(Sciences Po Paris)

France is known worldwide for its motto of Freedom, Equality and Fraternity, the historical maxim that, since the French revolution, marks the principles that guide the country and its inhabitants. Due to this strong rhetoric that assumes that France is a model of equality and universalism, it is quite common to hear from politicians, but also among the population in general, favourable opinions about meritocracy – that is to say, the idea that everyone is entitled to the same opportunities, you just have to work hard to achieve your goals. Based on such universal values, the distinction of people according to origin, race and religion is not allowed in France and, except for a few special cases, the conduct of surveys on ethnic and religious profiling is prohibited. Such a difference-blinded approach is supposed to ensure equality of all before the law, and, therefore, in social life. Nevertheless, it also creates obstacles to the fight against discriminations: after all, how do we fight an issue that supposedly does not exist?

As a researcher at the PLURISPACE project, I had the chance to talk to some representatives of civil society working in France at national and local levels in order to listen to their opinions and ideas related to the management of diversity in public spaces. During these exchanges, the motto of Liberty, Equality, and Fraternity was constantly mentioned by different informants – having a migrant background or not – as a way to prove that everyone should have the same rights. Nevertheless, most of the participants claimed that they suffered or have seen different kinds of discrimination and some minority groups are not treated in the same way, showing that there is a mismatch between the rhetoric and the praxis. Still, always based on the value of equality, some informants echoed the official discourses referring to merit, affirming that France is a country of equal opportunities. Based on such principles, there was a lot of criticism regarding the hypothesis of implementation of ethnic and religious statistics, as well as policies targeted to specific minority groups.

However, it was interesting to notice that even the informants that most rejected the implementation of affirmative actions to targeted groups agreed that the recent quota system implemented to avoid gender gaps in enterprises has shown positive results. In that sense, there is a contradictory discourse since, on the one hand, most of the representatives of civil society interviewed believe that the access to rights should follow the republican motto and be equal to all, without privileging any specific group. On the other hand, when affirmative action is implemented to reduce gender gap, they are perceived as positive, since, after such action, there is more equity among women and men at work.

A street market at La Courneuve

How then to manage diversity in public spaces? Which approach to putting into practice the republican values of Equality and Liberty?

As multiculturalism is mistakenly associated with segregation and communitarianism, such approach has been rejected by almost all participants, who tended to prefer a more intercultural perspective, focused on social cohesion and ‘living together’. Nevertheless, the idea of having a hyphenated identity – that is to say, to keep two or more identities, as French and Moroccan for instance – seems to be a natural path for immigrants and their descendants.

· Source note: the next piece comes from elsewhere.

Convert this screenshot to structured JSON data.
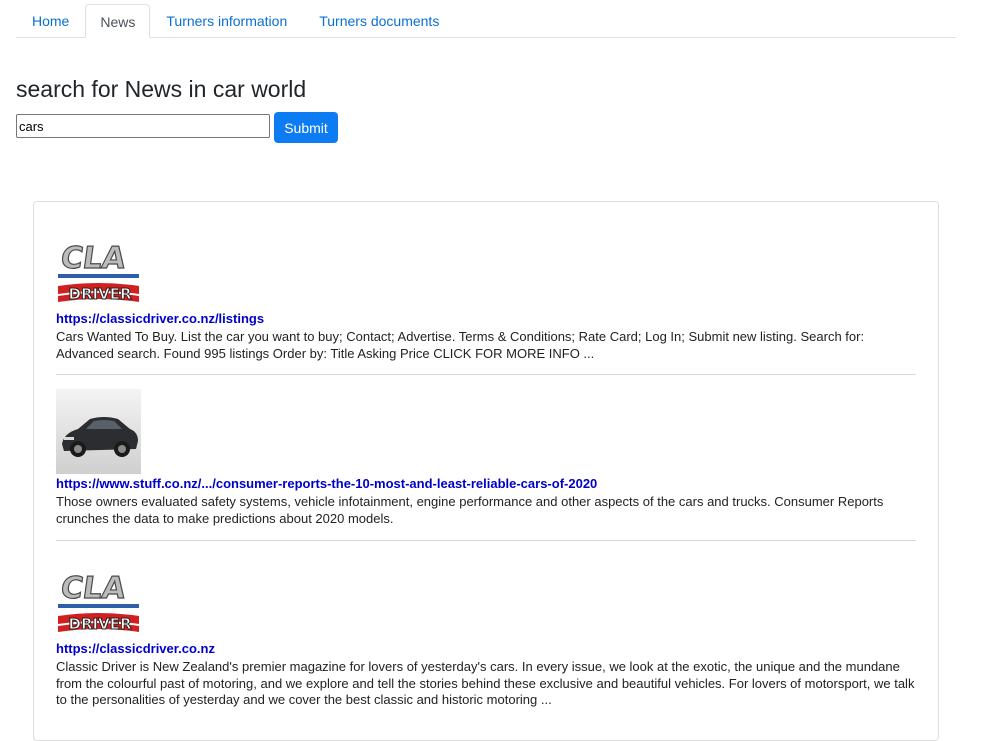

Moreover, if, on the one hand, the discourse of equal rights can be related to a cosmopolitan approach – as it is based on universal rights -, two main distinctions can be noted. First, the idea of equality that reverberates in France remains rather in the rhetoric level, since the abolition of discrimination and real implementation of equal rights and opportunities are still far from reality. Secondly, when it comes to the level of governance and the concepts of identity, cosmopolitanism goes beyond the nation-state, preferring a global perspective. In France, however, there is an attempt to achieve a single identity focused on the nation-state: a French identity. Besides, I would say that such French identity is even restricted to the metropolitan area, as the overseas territories are often not included in this French imaginary.

A transnational approach, based on relations of solidarity among nation-states is not to be neglected either. Many participants in fact affirmed that keeping the bonds with their home countries can be an asset to integration in the country of settlement, as they can better understand their place in the world. In addition to that, the maintenance of these relations with the country of origin, as well as diversity in general, was pointed out as a form of cultural and even economic enrichment.

Considering these four perspectives to the management of diversity in public spaces – multiculturalism, interculturalism, cosmopolitanism and transnationalism – we can conclude that a single approach cannot cover all the complexity that this issue demands. In fact, perhaps one solution might be a hybrid approach, in which there could be social cohesion and at the same time each individual could keep their specific identities and links to the country of origin. In this way, having universal rights as a basis, perhaps then merit could be a fair way to evaluate performance and we would be able to affirm that the principles of equality and freedom are indeed for everyone.